■ **Task objective**:
Look through the records below and give the number of lines holding the string "JSON", nothing more.

■ **Provided records**:
==============================

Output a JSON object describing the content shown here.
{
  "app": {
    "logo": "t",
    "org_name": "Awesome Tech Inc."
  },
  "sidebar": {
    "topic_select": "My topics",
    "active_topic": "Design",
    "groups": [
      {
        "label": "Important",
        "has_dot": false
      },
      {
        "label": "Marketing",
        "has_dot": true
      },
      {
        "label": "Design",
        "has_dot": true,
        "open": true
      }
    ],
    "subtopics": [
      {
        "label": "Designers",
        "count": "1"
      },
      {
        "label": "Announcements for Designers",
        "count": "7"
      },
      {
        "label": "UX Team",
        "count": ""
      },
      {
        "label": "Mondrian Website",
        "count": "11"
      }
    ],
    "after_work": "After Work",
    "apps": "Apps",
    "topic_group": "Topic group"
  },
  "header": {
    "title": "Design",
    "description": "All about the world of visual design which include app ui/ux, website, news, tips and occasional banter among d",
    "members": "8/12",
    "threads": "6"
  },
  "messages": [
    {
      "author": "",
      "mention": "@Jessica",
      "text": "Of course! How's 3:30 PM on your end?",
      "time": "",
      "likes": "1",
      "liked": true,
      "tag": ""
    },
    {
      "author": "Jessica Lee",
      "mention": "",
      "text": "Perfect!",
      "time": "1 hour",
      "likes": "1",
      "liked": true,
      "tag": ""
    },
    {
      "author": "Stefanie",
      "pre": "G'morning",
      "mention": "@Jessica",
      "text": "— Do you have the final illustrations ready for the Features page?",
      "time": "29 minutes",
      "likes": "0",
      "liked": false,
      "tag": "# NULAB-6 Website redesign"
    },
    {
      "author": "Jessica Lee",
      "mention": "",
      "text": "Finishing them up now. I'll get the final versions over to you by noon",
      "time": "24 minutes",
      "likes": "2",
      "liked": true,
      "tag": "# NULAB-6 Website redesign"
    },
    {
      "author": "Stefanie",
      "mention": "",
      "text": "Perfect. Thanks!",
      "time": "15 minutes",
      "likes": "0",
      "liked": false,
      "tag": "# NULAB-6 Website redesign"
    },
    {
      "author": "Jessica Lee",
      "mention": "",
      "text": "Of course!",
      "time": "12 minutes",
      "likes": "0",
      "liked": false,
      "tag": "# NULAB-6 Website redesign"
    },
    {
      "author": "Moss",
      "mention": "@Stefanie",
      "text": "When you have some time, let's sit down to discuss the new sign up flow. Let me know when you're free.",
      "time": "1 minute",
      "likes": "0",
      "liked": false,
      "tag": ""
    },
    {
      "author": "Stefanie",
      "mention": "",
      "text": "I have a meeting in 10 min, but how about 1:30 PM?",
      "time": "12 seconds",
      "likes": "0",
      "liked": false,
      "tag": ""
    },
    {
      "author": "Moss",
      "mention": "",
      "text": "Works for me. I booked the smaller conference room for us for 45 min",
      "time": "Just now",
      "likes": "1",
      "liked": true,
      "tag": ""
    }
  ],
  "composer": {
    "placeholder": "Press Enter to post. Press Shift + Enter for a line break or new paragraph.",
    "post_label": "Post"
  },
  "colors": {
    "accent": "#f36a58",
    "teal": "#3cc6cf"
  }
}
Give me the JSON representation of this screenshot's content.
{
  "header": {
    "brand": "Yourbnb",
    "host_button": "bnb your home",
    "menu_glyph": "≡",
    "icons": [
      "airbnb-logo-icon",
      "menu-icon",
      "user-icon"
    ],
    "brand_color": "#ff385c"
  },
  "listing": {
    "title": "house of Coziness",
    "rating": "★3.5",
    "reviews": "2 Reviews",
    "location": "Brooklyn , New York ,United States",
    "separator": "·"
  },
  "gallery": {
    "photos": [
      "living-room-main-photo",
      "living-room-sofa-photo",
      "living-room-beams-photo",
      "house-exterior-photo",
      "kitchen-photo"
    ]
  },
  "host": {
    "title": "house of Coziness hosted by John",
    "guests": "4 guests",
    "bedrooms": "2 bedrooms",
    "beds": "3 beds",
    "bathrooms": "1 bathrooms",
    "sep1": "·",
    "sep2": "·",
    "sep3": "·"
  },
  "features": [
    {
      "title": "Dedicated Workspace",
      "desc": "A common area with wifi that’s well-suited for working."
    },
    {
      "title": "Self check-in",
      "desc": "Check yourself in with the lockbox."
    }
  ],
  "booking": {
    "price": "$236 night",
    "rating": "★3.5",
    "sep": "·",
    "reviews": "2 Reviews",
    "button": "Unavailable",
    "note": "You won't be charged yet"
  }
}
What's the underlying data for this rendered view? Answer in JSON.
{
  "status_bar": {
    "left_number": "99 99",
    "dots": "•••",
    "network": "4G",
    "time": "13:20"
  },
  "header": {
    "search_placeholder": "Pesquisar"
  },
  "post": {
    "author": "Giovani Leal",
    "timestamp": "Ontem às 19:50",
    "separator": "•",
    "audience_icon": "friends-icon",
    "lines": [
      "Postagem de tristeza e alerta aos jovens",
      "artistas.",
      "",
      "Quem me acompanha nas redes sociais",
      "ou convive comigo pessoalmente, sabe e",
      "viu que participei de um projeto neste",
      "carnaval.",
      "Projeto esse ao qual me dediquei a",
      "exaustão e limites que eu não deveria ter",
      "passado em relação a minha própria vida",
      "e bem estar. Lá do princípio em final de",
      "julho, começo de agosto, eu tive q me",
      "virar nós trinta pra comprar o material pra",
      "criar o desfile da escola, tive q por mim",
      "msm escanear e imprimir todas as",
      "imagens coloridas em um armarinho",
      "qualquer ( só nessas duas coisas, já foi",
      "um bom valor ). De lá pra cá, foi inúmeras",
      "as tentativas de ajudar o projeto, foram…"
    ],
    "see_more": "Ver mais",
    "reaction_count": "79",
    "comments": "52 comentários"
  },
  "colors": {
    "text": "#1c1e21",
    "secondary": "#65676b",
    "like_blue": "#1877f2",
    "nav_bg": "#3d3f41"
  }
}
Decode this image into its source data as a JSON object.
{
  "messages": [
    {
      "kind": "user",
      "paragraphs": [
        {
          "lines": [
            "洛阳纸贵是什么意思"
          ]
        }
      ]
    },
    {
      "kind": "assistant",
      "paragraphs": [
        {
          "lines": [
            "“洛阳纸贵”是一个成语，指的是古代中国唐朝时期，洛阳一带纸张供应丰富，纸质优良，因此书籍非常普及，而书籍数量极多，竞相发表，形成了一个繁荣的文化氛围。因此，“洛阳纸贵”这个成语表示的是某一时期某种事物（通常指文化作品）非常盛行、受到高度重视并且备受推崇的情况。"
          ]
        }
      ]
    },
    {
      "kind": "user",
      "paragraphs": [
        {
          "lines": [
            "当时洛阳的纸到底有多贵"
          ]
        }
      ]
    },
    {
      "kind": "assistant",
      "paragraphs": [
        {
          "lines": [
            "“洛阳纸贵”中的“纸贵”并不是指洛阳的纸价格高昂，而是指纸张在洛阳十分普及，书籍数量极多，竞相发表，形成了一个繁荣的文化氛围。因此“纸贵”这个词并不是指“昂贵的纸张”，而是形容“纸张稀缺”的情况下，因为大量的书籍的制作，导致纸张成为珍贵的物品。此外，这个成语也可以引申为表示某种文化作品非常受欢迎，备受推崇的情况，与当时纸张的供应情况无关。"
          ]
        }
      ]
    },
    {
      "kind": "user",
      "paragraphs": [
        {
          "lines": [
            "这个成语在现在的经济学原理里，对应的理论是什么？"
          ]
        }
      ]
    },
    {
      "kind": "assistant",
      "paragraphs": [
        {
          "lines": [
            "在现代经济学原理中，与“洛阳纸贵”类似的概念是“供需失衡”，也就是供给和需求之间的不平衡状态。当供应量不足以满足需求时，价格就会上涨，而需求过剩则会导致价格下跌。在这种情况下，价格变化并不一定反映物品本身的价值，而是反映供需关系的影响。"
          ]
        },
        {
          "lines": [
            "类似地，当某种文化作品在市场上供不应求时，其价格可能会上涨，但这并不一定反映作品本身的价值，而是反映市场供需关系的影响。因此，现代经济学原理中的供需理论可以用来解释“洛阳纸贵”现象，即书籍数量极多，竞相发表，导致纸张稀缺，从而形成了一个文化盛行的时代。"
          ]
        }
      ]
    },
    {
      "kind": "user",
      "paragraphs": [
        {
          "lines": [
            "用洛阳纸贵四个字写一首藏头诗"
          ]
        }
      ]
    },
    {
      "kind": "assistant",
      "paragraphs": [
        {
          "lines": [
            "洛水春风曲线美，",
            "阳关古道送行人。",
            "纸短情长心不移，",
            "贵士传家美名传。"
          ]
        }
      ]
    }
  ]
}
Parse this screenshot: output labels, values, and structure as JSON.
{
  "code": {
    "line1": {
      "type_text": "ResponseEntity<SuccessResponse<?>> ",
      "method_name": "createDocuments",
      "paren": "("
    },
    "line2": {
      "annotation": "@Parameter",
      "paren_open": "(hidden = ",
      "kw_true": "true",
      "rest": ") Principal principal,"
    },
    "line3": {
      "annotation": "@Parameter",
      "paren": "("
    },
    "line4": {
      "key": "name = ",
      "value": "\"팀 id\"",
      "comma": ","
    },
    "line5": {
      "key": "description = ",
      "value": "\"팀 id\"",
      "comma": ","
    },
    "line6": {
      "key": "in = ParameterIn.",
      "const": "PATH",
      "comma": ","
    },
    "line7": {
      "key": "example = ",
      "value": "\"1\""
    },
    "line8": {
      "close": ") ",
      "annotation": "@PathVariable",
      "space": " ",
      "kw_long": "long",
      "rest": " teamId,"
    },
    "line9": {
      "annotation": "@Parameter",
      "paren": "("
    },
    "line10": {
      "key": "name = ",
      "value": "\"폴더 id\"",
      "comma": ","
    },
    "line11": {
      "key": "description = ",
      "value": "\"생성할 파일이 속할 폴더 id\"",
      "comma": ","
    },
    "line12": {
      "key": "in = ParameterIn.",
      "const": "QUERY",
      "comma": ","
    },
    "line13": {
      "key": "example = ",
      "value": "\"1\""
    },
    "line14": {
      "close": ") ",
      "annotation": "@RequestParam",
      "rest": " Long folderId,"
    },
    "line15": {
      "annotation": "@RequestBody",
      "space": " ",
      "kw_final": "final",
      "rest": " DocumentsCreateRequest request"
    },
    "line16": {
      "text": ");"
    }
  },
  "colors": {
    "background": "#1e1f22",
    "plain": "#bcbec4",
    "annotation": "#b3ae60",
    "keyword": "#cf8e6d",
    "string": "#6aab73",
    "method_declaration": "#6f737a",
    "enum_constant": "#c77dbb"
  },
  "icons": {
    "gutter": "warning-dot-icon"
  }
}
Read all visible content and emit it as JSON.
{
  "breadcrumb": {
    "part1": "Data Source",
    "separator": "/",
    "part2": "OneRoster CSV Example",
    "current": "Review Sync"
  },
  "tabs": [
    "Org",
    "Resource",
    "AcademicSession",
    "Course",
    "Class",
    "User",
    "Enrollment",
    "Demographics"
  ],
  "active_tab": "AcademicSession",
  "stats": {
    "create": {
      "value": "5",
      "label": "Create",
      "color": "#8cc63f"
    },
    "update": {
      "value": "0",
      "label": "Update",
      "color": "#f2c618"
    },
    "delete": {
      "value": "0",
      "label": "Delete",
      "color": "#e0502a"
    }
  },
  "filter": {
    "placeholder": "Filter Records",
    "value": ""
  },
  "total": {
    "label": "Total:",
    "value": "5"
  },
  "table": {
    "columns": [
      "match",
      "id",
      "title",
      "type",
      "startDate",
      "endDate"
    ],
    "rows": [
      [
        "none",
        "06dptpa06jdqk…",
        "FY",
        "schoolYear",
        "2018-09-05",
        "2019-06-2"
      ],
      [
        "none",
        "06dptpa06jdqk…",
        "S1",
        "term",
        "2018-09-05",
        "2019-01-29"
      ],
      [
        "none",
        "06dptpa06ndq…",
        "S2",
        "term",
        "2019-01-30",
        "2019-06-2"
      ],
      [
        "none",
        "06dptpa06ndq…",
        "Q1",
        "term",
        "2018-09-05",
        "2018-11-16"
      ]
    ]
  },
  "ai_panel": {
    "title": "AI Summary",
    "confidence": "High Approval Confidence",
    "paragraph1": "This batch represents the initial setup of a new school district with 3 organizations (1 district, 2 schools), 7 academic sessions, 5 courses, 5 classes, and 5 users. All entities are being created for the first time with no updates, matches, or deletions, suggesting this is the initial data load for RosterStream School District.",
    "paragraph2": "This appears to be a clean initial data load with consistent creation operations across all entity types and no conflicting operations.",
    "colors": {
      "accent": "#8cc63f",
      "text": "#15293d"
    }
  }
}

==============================

■ **Result of this exercise**:
6